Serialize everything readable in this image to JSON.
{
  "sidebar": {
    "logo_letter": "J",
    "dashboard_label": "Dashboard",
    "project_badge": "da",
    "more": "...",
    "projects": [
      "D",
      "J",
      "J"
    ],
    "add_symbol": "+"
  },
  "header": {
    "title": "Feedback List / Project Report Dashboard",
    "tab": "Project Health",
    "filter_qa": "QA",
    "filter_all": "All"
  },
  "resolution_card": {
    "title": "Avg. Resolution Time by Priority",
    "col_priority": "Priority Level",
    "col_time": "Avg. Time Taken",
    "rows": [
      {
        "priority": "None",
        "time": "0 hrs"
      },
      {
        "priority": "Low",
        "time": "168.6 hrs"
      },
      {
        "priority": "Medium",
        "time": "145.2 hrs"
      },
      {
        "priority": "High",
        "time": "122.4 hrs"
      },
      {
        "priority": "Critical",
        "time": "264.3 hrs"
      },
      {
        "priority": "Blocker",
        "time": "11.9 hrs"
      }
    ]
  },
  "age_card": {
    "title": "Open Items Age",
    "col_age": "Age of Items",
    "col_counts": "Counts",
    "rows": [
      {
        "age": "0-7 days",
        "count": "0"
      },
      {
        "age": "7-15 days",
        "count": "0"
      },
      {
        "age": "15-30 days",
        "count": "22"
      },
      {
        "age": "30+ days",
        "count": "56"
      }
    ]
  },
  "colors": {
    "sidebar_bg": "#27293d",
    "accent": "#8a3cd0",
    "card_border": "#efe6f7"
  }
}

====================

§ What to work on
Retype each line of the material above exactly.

§ Response
Serialize everything readable in this image to JSON.
{
  "sidebar": {
    "logo_letter": "J",
    "dashboard_label": "Dashboard",
    "project_badge": "da",
    "more": "...",
    "projects": [
      "D",
      "J",
      "J"
    ],
    "add_symbol": "+"
  },
  "header": {
    "title": "Feedback List / Project Report Dashboard",
    "tab": "Project Health",
    "filter_qa": "QA",
    "filter_all": "All"
  },
  "resolution_card": {
    "title": "Avg. Resolution Time by Priority",
    "col_priority": "Priority Level",
    "col_time": "Avg. Time Taken",
    "rows": [
      {
        "priority": "None",
        "time": "0 hrs"
      },
      {
        "priority": "Low",
        "time": "168.6 hrs"
      },
      {
        "priority": "Medium",
        "time": "145.2 hrs"
      },
      {
        "priority": "High",
        "time": "122.4 hrs"
      },
      {
        "priority": "Critical",
        "time": "264.3 hrs"
      },
      {
        "priority": "Blocker",
        "time": "11.9 hrs"
      }
    ]
  },
  "age_card": {
    "title": "Open Items Age",
    "col_age": "Age of Items",
    "col_counts": "Counts",
    "rows": [
      {
        "age": "0-7 days",
        "count": "0"
      },
      {
        "age": "7-15 days",
        "count": "0"
      },
      {
        "age": "15-30 days",
        "count": "22"
      },
      {
        "age": "30+ days",
        "count": "56"
      }
    ]
  },
  "colors": {
    "sidebar_bg": "#27293d",
    "accent": "#8a3cd0",
    "card_border": "#efe6f7"
  }
}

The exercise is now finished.